There’s no better word for it, that physiological fear factor that strikes you when you have the split-second opportunity to do something great or screw it up royally trying. The panic hit Branch and Hernandez in the hands just before Brady’s passes did, and each receiver jerked away a split-second soon.

After those two drops, the Patriots’ chances of winning the game fell from 15% to a mere 3% – from a gambler’s hunch bet to a hopeless prayer.

3. Tom Brady can’t find the neighborhood, is called for intentional grounding.

The bizarre play that opened the game’s scoring also changed its endgame. We’ve seen Tom Brady and little-known referee’s decisions interact in huge games before (cough, cough… “tuck rule”) but we’ve rarely seen him be the victim of those decisions. In this case, though, not knowing the rulebook cost his team two points and perhaps more than that.

Brady was dropping back to pass on his team’s first play of its first possession, drifting back into the end zone from his own 6. He cared not about where his feet were, though, as he scanned the field for one of his receivers to come open. Suddenly, though, Justin Tuck broke loose and came hurtling toward him, and Brady heaved the ball down the field.

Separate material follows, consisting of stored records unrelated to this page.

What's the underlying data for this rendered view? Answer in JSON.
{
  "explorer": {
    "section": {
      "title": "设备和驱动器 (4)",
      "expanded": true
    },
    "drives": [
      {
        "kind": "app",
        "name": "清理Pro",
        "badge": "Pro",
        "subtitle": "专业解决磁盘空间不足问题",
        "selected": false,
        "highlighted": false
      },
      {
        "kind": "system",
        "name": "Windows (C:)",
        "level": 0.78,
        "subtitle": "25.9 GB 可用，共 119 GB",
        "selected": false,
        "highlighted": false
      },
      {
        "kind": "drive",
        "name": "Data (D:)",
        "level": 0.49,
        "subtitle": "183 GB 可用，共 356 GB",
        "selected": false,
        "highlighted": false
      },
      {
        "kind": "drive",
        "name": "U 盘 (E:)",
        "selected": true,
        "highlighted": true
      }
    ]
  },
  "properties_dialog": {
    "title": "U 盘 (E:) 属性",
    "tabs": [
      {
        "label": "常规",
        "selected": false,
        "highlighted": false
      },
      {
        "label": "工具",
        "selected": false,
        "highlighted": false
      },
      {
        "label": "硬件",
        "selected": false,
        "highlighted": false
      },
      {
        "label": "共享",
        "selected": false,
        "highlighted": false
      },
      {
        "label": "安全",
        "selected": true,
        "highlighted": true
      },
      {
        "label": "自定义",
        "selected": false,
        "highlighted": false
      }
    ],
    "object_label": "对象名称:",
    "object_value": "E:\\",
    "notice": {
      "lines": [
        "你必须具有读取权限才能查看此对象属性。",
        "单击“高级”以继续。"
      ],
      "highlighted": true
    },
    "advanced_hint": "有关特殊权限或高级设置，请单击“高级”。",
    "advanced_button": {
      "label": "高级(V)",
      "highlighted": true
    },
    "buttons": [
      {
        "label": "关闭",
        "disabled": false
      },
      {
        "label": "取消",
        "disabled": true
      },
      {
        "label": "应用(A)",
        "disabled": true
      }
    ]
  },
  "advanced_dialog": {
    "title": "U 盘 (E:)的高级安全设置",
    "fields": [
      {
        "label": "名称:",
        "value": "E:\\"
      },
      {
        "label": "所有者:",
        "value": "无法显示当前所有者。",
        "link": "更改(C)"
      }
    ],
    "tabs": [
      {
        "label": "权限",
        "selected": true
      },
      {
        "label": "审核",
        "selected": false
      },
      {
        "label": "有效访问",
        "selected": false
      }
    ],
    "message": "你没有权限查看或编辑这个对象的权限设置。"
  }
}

We’ve seen plenty of intentional grounding calls, but rarely one that came on a deep pass down the middle. However, these aren’t the Randy Moss Patriots, and no one was running anything resembling a deep route. The zone was free of jerseys for a good twenty yards … a long way away from any receiver’s “neighborhood,” the foundation of the refs judgement calls on these plays.

The play put two points on the board, took the ball away from the Pats, and gave it back to the Giants who promptly marched down the field for seven more. The touchdown drive was one thing. But the two point cushion would dramatically change the endgame.

If Coughlin is down 17-13 late in the fourth quarter, the dynamics of the chess match between coaches is dramatically different. There’s no opportunity to bleed the clock and give the game to Lawrence Tynes. And no incentive for Belichick to open the gates and let Bradshaw score. Even if the New Yorkers do break through for seven in this scenario, Brady would get the ball back down just a field goal, making for a much shorter game-ending drive.

4. Rob Ninkovich gets called offside in the fourth quarter.

A lot happened after this play that ended up affecting the game more, but it still stands as a little mistake that was symptomatic of an error-prone evening from the New Englanders in this edition of the Super Bowl. And it did end up changing the dynamic of the drives to come.

The Patriots had the Giants pinned deep in their own territory, and very nearly came away with a fumble recovery off an Ahmad Bradshaw carry on second down. Facing long odds and a 3rd and 7 from their own 11 yard line, the Giants called timeout. Apparently, they spent that time rehearsing an elaborate snap count. Eli gave a hard count, a double-stomp of his foot, and then froze for a crucial half second as Ninkovich – the Pats’ former long-snapper turned leading pass rusher – took the bait and came crashing around the pile just before the snap of the ball.

It was an easy yellow flag for the refs to throw, and turned a difficult 3rd and 7 into an easy 3rd and 2. Manning caught fire from that point, connecting on his next five passes to drive to the New England 43 yard line before stalling and punting away.

While the defense held, the Patriots had lost fifty yards of field position, yards that would become precious as Brady prepared to drive his team for a game-clinching score.

A drive, a game, and a season, that would effectively end on Welker’s dropped pass.